Al Barghouthi presented views supporting and objecting the one-state solution. In case this solution acts against the notion of peace, it is necessary that we address the perception of peace, the conditions of which were set forth by triumphant countries in World War II – respect of borders as well as peace and stability in each country. In reality, such a perception varies according to the standpoints of both the triumphant and defeated. Therefore, we should not accept the perception of the triumphant countries because it was imposed by force.
Many deny the existence of peace based on justice and equity within the framework of the International Law. However, peace is entailed in the United Nations Charter.

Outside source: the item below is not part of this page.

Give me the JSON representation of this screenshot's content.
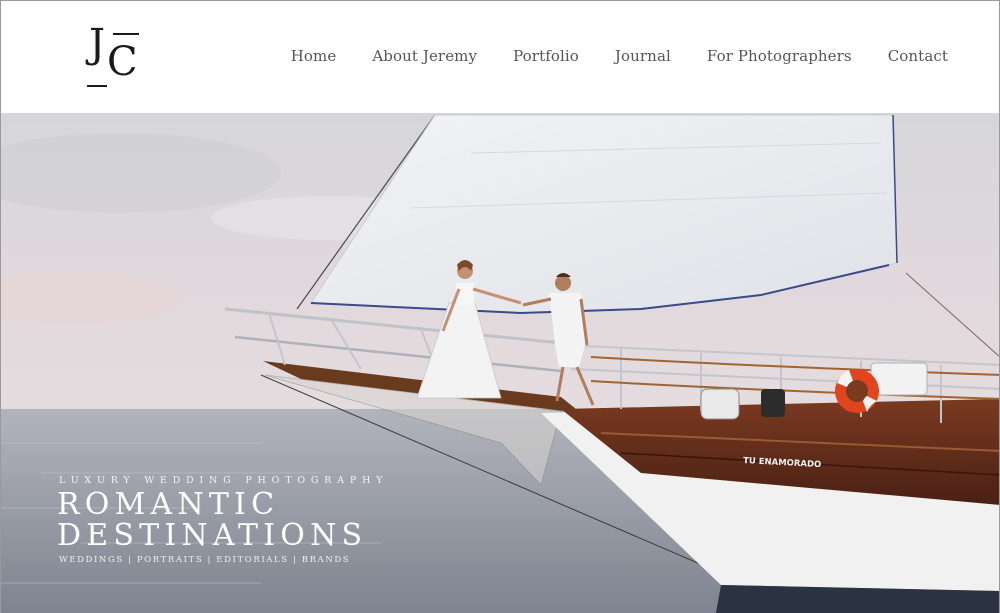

Additionally, peace provides for respect of human rights, achieve justice and implementation of relevant obligations.
Al Barghouthi wondered how peace, based on justice, is to be achieved. In this context, relative, not absolute, justice is meant of course. How can we think of creating a just and ethical peace in order to prevent conflicts, wars and violence?
According to Al Barghouthi, relative justice requires two conditions: avoiding unnecessary injustice against the community of settlers as well as termination of all forms of oppression.
Can the two-state solution achieve justice? Of course not; both land and history will be partitioned. Furthermore, the problem of refugees will not be solved and racial oppression will be promoted inside Israel. Additionally, the Palestinian state, [once created], will be very poor and destitute of all necessary resources.
Al Barghouthi believes that Israel rejects the two-state solution because it views Palestinians as relative humans. Thus, he prefers a one-state solution, not a bi-national state. The solution is to establish a secular democratic state. In the event rights of the Jewish people and inalienable rights of the Palestinian people are heeded, we could reach the best solution. Without the return of Palestinian refugees, however, there will not be a permanent solution for Palestinians.
In the discussions, questions were centred on how we can apply the ethical criterion to Israel, which denies the existence of the Palestinian people as well as disdains all non-Jewish humans. The solution also requires a change in mentalities. How can we reconcile Palestinians’ right to return to their homeland and the Israeli Law on Return?